Many, many years ago I was on the third round of interviews with an employer. I wanted the job more than anything — the team looked fun, the mission felt important, and the salary was competitive.
At the end of the third interview, one of the associates took me on a tour of the office and introduced me to every single person who worked there; good sign, right? She then proceeded to show me a bright, newly-painted office, and said five magical words: “This will be your office . . . .” My eyes grew wide, and I let out a silent squeal of delight, thinking, “I must be getting an offer!”
We concluded the tour, and the associate asked me if I wanted to talk more about the position or if I had any further questions. I had already been through two lengthy interviews with multiple attorneys and asked them a plethora of questions. Plus, I needed to get back to my current job. So, I breezily replied with a smile, “I think I have all the information I need!”
I quickly left the office on Cloud Nine thinking I already had the job in the bag. That evening I sent my thank-you correspondence and waited with bated breath for the all-important offer I “knew” I had.
A few days later, the hiring manager emailed me; bad sign, right? She explained I was their second choice (ouch!), and they had gone with a “candidate with more experience” instead (gulp!). But, when I checked the website a few weeks later and read the bio of the person they chose, it was a newly admitted attorney who didn’t appear to have any experience at all.
After this heartbreaking rejection, I did some self-reflection. I thought to myself, “They should have hired me; I was clearly the best candidate.” I traced my steps through the interview process. Where did I go wrong? What could I have improved upon? I came to the conclusion that I gravely messed up at the end of the third interview. After I was introduced to the whole office and I thought I was being shown “my office,” the interview went downhill. I had relaxed after that moment and felt too confident that I was already their number-one choice for the job. When they asked me to talk more about the position, I should have seized the opportunity to stay at the office longer and reiterated why I wanted to work there, why I was a great fit, and how I could add value to their company. Instead, I walked away. I am now convinced that was the moment when I lost the job, and they picked someone else.
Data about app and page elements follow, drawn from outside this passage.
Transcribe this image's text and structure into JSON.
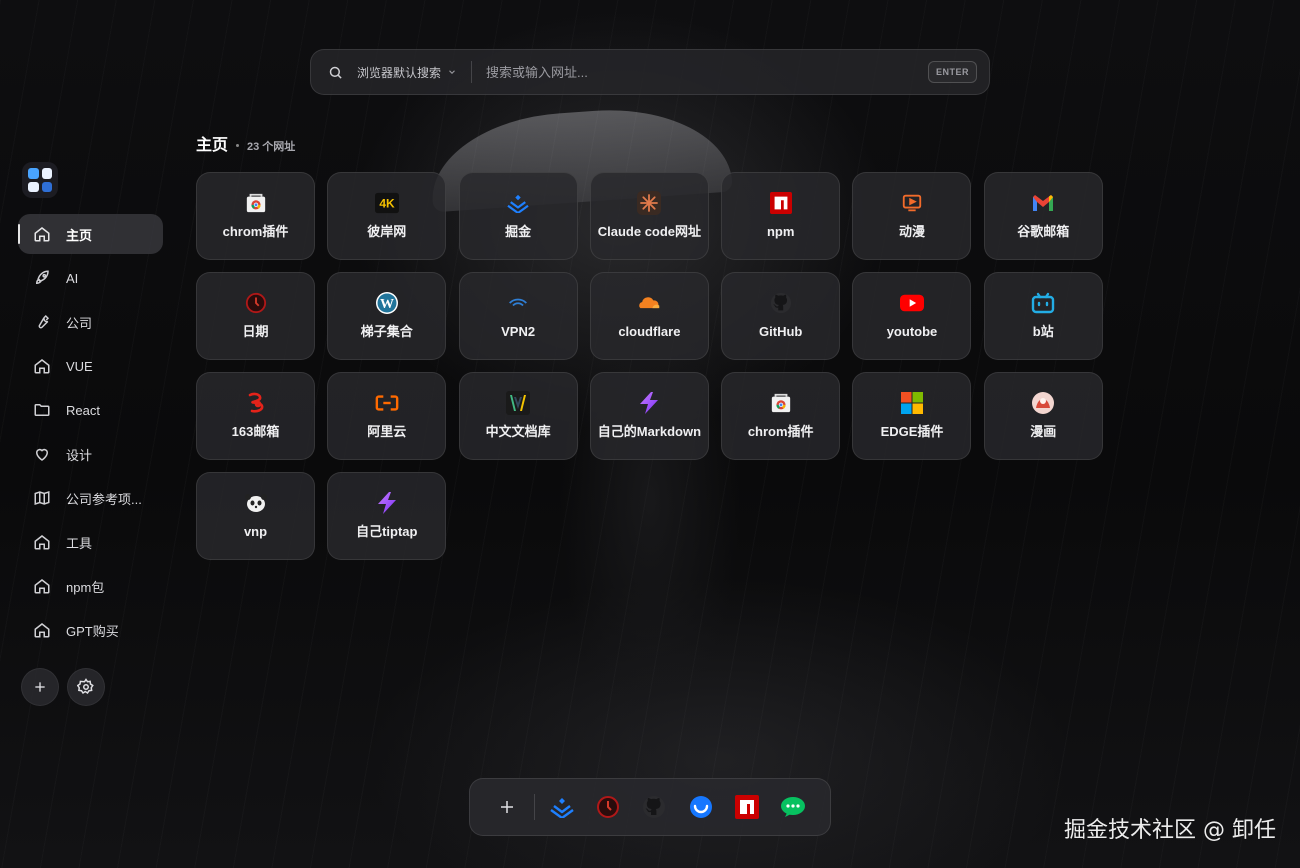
{
  "search": {
    "engine_label": "浏览器默认搜索",
    "placeholder": "搜索或输入网址...",
    "enter_key": "ENTER"
  },
  "sidebar": {
    "items": [
      {
        "label": "主页",
        "icon": "home-icon",
        "active": true
      },
      {
        "label": "AI",
        "icon": "rocket-icon"
      },
      {
        "label": "公司",
        "icon": "wrench-icon"
      },
      {
        "label": "VUE",
        "icon": "home-icon"
      },
      {
        "label": "React",
        "icon": "folder-icon"
      },
      {
        "label": "设计",
        "icon": "heart-icon"
      },
      {
        "label": "公司参考项...",
        "icon": "map-icon"
      },
      {
        "label": "工具",
        "icon": "home-icon"
      },
      {
        "label": "npm包",
        "icon": "home-icon"
      },
      {
        "label": "GPT购买",
        "icon": "home-icon"
      }
    ],
    "actions": [
      "plus-icon",
      "gear-icon"
    ]
  },
  "section": {
    "title": "主页",
    "count": "23 个网址"
  },
  "tiles": [
    {
      "label": "chrom插件",
      "icon": "chrome-store-icon"
    },
    {
      "label": "彼岸网",
      "icon": "4k-icon"
    },
    {
      "label": "掘金",
      "icon": "juejin-icon"
    },
    {
      "label": "Claude code网址",
      "icon": "claude-icon"
    },
    {
      "label": "npm",
      "icon": "npm-icon"
    },
    {
      "label": "动漫",
      "icon": "tv-play-icon"
    },
    {
      "label": "谷歌邮箱",
      "icon": "gmail-icon"
    },
    {
      "label": "日期",
      "icon": "clock-icon"
    },
    {
      "label": "梯子集合",
      "icon": "wordpress-icon"
    },
    {
      "label": "VPN2",
      "icon": "wifi-icon"
    },
    {
      "label": "cloudflare",
      "icon": "cloudflare-icon"
    },
    {
      "label": "GitHub",
      "icon": "github-icon"
    },
    {
      "label": "youtobe",
      "icon": "youtube-icon"
    },
    {
      "label": "b站",
      "icon": "bilibili-icon"
    },
    {
      "label": "163邮箱",
      "icon": "netease-icon"
    },
    {
      "label": "阿里云",
      "icon": "aliyun-icon"
    },
    {
      "label": "中文文档库",
      "icon": "vue-doc-icon"
    },
    {
      "label": "自己的Markdown",
      "icon": "bolt-icon"
    },
    {
      "label": "chrom插件",
      "icon": "chrome-store-icon"
    },
    {
      "label": "EDGE插件",
      "icon": "windows-icon"
    },
    {
      "label": "漫画",
      "icon": "manga-icon"
    },
    {
      "label": "vnp",
      "icon": "panda-icon"
    },
    {
      "label": "自己tiptap",
      "icon": "bolt-icon"
    }
  ],
  "dock": [
    "plus-icon",
    "juejin-icon",
    "clock-icon",
    "github-icon",
    "smile-icon",
    "npm-icon",
    "wechat-icon"
  ],
  "watermark": "掘金技术社区 @ 卸任",
  "colors": {
    "tile_bg": "#28282c",
    "accent_blue": "#1e80ff",
    "npm_red": "#cb0000"
  }
}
The good news is I learned from this experience and soon got an offer after three rounds of interviews with another great employer. Throughout that interview process, I wasn’t in a rush, and I took the time to genuinely show I wanted to join their team. We have all made mistakes when applying and interviewing for jobs. The important things are to learn from those mistakes, apply better practices the next time, and do not give up.